- **RECORDS FOR THE TASK**
* * * * * * *

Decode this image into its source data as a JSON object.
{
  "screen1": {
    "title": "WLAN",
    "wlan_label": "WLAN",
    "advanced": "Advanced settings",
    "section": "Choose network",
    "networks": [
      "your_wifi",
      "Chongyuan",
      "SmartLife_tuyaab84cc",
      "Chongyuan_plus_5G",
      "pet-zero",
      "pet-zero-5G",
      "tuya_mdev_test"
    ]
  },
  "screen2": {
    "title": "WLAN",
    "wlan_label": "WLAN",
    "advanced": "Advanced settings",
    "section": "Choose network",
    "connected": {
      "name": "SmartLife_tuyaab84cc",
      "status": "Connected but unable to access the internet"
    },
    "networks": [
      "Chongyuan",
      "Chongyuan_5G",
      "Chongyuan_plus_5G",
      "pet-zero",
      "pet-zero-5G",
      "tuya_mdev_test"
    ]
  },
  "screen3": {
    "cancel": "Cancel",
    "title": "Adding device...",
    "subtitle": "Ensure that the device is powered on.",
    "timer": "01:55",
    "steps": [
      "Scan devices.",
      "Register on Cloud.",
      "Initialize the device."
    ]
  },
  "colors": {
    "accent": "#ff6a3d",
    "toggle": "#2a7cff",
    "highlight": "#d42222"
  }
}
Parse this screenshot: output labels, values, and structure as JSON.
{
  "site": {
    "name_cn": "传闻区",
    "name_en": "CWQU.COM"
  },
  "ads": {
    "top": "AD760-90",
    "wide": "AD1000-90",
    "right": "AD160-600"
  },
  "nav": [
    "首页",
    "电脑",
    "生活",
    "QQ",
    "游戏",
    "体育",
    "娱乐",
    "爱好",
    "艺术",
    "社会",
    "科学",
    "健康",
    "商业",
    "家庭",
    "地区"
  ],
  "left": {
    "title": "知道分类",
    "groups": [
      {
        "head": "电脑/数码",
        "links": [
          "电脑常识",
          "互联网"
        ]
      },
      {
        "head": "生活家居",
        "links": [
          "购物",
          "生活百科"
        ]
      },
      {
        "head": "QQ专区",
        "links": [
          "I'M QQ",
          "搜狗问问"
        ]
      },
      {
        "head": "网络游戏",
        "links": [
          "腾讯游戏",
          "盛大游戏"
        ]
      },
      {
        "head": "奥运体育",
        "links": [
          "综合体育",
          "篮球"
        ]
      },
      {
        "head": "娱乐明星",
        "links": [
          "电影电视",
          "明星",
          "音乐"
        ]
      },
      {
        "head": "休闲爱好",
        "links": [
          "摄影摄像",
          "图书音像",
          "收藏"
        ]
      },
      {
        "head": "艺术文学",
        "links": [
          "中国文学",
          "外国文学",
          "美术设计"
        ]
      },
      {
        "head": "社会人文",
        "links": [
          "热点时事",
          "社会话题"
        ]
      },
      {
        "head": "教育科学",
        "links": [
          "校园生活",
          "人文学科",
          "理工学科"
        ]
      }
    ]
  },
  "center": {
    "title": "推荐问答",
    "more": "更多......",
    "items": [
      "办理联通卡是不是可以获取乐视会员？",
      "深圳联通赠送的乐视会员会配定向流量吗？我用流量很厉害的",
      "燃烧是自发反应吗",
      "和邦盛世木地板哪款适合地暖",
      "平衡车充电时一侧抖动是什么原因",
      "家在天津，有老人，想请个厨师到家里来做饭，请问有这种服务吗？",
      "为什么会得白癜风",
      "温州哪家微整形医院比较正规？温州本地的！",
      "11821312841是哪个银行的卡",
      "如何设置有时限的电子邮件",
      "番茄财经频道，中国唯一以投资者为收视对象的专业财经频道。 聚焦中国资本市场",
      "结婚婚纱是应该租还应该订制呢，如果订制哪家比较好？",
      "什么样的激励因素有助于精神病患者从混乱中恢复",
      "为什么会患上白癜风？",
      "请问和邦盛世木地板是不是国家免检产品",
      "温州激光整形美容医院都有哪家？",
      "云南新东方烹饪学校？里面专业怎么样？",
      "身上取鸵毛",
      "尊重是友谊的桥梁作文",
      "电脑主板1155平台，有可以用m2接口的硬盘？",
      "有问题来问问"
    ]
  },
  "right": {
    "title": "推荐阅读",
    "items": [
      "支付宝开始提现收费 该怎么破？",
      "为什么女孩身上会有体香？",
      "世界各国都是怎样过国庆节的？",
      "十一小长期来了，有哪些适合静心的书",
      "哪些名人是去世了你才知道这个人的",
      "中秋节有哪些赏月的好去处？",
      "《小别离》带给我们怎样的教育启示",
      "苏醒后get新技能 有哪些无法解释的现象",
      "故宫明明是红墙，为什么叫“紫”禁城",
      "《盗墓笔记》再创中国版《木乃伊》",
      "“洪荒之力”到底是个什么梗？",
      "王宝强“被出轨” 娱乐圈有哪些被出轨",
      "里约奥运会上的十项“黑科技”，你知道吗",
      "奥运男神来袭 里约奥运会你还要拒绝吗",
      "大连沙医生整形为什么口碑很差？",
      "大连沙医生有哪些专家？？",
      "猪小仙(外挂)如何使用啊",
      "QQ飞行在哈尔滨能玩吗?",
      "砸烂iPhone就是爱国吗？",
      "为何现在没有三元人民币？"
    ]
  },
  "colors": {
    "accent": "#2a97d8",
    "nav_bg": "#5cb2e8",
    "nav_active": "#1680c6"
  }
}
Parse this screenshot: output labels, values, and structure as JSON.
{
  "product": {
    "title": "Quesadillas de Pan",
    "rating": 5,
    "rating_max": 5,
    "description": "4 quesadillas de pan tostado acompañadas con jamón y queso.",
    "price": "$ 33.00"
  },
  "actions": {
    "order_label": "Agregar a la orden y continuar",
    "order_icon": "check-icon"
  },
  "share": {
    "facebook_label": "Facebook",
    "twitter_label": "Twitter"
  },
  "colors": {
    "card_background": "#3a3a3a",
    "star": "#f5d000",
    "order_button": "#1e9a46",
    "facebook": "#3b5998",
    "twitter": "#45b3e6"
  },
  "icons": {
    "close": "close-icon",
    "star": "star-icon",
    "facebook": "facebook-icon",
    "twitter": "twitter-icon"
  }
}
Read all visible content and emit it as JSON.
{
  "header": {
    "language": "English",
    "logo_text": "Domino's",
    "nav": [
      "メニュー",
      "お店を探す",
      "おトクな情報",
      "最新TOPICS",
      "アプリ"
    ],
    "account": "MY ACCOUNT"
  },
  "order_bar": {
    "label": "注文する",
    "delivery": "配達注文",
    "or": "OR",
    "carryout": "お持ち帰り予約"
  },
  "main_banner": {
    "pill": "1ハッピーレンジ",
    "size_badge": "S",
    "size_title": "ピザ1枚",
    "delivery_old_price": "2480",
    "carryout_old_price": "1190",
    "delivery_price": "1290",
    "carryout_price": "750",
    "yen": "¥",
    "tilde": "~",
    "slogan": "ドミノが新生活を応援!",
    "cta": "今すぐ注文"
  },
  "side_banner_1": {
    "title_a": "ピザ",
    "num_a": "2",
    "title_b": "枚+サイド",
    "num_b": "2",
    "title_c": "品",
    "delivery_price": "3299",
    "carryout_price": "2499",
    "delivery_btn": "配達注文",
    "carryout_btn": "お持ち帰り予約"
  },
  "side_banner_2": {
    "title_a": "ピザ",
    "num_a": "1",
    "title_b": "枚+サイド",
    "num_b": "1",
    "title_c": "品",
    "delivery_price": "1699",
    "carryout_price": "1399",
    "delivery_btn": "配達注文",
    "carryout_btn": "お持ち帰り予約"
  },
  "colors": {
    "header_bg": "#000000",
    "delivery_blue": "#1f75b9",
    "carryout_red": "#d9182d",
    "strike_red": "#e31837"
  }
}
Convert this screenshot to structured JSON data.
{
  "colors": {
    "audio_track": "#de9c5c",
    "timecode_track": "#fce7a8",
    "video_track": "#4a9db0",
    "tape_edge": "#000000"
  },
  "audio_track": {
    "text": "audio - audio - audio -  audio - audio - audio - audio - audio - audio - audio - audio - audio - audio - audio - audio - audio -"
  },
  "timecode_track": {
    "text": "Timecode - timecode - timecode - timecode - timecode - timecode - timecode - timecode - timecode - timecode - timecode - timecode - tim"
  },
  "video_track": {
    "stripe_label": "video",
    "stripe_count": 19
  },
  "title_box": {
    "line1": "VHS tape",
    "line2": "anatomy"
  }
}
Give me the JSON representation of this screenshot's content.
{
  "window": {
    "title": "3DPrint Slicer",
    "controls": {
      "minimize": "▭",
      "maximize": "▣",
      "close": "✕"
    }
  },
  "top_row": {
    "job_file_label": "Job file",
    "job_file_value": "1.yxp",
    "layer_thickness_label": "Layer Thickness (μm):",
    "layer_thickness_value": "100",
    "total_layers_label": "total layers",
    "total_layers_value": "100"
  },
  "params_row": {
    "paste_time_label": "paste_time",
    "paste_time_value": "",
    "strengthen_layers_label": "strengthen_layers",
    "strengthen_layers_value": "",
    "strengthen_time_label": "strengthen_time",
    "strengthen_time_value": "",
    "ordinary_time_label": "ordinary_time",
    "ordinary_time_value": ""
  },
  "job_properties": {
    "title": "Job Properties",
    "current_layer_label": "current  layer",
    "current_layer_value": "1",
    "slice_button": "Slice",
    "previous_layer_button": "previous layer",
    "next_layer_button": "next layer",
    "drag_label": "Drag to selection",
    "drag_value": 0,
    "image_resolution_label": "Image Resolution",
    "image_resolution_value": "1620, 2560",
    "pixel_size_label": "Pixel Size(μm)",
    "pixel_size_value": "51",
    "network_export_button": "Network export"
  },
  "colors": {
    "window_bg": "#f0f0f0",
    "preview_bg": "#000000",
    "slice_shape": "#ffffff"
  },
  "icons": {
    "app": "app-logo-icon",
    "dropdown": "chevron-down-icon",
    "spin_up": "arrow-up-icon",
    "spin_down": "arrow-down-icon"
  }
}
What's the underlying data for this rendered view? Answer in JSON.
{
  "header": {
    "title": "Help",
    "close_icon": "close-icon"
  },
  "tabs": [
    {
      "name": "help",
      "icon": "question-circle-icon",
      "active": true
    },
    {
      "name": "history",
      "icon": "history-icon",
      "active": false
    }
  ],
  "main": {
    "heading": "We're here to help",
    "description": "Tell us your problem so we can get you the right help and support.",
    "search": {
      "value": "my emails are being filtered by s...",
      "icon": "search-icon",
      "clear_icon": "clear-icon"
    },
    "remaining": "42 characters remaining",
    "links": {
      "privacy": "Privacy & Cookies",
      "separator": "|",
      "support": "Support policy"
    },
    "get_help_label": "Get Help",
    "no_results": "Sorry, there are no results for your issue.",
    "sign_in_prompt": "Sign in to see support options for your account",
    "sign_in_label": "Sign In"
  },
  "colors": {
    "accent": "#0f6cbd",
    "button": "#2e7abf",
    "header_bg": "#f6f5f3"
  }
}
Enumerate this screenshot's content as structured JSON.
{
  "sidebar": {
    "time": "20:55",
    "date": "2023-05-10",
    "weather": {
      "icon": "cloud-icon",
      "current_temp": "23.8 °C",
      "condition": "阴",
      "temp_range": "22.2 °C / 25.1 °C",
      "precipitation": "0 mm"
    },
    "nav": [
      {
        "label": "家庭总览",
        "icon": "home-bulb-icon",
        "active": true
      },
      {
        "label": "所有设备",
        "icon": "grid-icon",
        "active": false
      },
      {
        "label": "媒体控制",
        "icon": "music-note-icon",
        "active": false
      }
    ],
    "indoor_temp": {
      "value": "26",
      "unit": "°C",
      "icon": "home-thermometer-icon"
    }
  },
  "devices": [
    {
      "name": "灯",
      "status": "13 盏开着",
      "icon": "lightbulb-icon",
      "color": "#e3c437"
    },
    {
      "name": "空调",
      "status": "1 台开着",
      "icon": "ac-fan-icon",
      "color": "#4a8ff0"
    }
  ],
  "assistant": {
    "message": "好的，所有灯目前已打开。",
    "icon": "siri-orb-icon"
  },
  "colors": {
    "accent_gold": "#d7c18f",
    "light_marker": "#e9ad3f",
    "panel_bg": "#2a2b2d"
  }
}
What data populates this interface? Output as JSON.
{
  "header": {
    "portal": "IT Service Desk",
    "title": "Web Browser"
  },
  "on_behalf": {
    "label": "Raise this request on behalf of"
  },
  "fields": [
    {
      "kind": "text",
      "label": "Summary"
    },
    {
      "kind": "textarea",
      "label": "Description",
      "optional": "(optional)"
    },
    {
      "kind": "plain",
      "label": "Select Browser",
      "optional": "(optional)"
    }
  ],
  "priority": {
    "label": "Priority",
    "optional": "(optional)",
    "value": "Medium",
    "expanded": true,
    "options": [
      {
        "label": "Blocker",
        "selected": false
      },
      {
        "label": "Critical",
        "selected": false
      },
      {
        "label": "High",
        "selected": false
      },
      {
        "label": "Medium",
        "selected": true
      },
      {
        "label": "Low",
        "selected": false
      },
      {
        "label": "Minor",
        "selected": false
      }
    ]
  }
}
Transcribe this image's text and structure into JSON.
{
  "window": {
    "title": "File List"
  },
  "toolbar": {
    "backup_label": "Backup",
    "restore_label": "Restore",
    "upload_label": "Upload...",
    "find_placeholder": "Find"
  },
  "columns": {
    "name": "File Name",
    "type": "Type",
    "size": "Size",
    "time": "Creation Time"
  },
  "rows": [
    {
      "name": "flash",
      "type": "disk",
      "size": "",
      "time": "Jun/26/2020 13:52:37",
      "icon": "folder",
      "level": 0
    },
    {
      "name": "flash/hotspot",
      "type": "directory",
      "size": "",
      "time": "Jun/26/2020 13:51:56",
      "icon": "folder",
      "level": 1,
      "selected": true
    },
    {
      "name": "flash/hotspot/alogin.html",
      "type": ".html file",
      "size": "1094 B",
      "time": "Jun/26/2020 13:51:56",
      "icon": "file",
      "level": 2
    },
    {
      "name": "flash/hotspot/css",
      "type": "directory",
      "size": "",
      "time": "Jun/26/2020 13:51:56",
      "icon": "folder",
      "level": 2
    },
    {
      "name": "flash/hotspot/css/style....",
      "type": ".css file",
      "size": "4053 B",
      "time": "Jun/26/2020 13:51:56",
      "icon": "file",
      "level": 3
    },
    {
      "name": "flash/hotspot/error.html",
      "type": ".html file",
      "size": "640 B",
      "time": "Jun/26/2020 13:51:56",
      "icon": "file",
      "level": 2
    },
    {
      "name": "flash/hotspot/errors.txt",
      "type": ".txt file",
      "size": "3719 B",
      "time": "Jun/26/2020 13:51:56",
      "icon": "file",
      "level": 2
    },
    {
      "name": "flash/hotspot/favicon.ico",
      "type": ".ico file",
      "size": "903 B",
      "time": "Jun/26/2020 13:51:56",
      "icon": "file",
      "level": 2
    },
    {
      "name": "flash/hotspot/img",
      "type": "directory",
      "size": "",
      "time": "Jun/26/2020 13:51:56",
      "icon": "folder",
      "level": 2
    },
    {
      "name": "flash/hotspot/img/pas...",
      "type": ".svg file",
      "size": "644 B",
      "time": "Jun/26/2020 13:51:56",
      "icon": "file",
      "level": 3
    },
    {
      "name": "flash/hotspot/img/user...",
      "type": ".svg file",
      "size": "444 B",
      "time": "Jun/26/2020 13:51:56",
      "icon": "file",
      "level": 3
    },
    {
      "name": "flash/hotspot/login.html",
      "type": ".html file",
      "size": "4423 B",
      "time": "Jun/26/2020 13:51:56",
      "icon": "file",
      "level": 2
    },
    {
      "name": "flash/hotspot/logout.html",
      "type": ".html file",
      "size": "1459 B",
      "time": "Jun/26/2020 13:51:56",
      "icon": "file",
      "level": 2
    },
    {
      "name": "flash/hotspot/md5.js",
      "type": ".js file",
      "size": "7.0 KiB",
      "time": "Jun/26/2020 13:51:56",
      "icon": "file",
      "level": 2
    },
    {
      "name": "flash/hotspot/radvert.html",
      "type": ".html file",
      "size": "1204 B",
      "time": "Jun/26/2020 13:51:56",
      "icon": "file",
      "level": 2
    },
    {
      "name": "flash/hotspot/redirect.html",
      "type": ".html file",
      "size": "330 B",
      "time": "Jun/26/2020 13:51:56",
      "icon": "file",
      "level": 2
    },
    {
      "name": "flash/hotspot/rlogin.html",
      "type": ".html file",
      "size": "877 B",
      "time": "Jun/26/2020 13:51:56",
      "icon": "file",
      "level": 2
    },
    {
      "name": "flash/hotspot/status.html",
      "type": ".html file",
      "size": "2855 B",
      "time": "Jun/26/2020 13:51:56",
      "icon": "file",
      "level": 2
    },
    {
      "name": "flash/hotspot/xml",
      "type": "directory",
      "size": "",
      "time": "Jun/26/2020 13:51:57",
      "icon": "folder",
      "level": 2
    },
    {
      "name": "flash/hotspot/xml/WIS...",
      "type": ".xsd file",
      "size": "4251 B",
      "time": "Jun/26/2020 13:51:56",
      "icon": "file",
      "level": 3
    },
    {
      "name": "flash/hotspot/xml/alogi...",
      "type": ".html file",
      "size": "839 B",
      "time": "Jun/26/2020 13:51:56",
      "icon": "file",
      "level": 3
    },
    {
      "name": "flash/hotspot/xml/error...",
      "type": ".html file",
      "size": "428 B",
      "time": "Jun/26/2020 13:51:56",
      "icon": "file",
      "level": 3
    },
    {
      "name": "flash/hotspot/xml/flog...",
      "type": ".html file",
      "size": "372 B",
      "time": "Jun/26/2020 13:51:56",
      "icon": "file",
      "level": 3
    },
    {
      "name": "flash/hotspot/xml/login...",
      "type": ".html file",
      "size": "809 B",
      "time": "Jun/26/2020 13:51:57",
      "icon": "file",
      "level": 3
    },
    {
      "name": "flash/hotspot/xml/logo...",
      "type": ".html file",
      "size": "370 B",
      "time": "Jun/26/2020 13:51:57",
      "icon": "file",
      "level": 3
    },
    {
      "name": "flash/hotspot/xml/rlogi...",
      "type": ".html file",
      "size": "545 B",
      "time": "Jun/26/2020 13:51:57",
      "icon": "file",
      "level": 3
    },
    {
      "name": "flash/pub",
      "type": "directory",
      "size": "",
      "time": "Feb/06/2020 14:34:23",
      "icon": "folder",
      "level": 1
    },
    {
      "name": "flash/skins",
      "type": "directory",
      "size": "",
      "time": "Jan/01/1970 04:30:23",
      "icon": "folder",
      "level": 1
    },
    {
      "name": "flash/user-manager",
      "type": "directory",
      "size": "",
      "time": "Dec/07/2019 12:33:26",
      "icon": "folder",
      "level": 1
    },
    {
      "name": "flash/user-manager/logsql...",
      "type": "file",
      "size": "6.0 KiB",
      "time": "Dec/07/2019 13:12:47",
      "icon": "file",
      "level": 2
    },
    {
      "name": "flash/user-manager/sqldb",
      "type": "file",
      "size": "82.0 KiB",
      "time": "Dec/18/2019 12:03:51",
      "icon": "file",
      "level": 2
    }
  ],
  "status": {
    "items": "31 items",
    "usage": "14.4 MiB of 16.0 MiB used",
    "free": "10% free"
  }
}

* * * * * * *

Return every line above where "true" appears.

- **SOLUTION FOR THIS TASK**
      "active": true
        "active": true
    "expanded": true,
        "selected": true
      "selected": true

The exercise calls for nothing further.